Credit derivatives: the past, the present and the future
The determinants of credit spread returns
What’s driving the default swap basis?
What is the value of modified restructuring?
The debt and equity linkage and the valuation of credit derivatives
Nth to default swaps and notes: all about default correlation
Portfolio credit risk models
Credit derivatives as an efficient way of transitioning to optimal portfolios
Overview of the CDO market
Synthetic securitisation and structured portfolio credit derivatives
Integrating credit derivatives and securitisation technology: the collateralised synthetic obligation
Considerations for dynamic and static, cash and synthetic collateralised debt obligations
CDOs of CDOs: art eating itself?
Valuation and risk analysis of synthetic collateralised debt obligations: a copula function approach
Extreme events and multi-name credit derivatives

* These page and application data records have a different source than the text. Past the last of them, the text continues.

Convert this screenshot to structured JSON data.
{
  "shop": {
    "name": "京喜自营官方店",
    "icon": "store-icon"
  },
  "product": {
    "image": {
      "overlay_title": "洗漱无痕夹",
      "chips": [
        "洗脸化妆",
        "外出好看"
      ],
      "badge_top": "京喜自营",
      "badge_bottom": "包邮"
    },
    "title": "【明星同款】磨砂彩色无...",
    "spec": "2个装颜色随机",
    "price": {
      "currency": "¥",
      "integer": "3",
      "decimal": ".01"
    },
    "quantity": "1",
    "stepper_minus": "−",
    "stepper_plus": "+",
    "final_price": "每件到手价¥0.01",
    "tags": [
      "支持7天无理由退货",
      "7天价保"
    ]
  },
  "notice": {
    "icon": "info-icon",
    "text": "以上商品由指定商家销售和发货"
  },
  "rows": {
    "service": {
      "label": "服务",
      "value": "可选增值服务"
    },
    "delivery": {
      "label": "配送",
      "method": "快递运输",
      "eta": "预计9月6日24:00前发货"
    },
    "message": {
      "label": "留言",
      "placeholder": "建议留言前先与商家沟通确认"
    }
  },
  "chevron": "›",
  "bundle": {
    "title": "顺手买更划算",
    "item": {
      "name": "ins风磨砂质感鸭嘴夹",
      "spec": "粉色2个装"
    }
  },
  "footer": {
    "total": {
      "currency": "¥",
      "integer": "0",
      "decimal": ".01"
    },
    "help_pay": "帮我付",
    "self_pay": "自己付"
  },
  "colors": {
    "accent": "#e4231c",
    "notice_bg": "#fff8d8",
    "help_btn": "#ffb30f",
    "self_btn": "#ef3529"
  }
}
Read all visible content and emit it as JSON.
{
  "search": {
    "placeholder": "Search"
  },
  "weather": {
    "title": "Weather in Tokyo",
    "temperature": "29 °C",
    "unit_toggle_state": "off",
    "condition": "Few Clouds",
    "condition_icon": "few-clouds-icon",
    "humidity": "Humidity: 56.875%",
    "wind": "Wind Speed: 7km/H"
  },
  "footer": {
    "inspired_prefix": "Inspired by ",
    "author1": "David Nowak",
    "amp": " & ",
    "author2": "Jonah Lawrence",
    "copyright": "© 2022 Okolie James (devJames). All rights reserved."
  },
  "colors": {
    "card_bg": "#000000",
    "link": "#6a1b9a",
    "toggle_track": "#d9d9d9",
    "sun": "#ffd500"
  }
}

Reduced-form models: curve construction and the pricing of credit swaps, options and hybrids
Modelling and hedging of default risk
ISDA’s role in the credit derivatives marketplace
Credit linked notes
Using guarantees and credit derivatives to reduce credit risk capital requirements under the New Basel Capital Accord
In the analysis of credit risk, it is often assumed that a default event is triggered when firm assets fall to a sufficiently low level relative to the notional of outstanding debt. In this line of thinking, models of credit risk naturally involve joint assumptions of the stochastic evolution of the individual components of the firm capital structure – ie, assets, debt, and equity. Such an approach is clearly “deep” in the sense that the analysis aims not only to quantify the credit risk itself, but also to understand the causal factors behind it.
The description of credit risk through an analysis of balance sheet information and other fundamental factors is the domain of the so-called structural models. While such models have their uses (see Chapters 5, 7, 14 and 15), it is often more practical to work at a higher level of abstraction and simply treat credit events as point processes with parameters that can be inferred from observations. This approach is known as reduced-form modelling. While reduced-form models are, in a sense, less fundamental than structural models, they offer the financial engineer large advantages in terms of implementation, analytic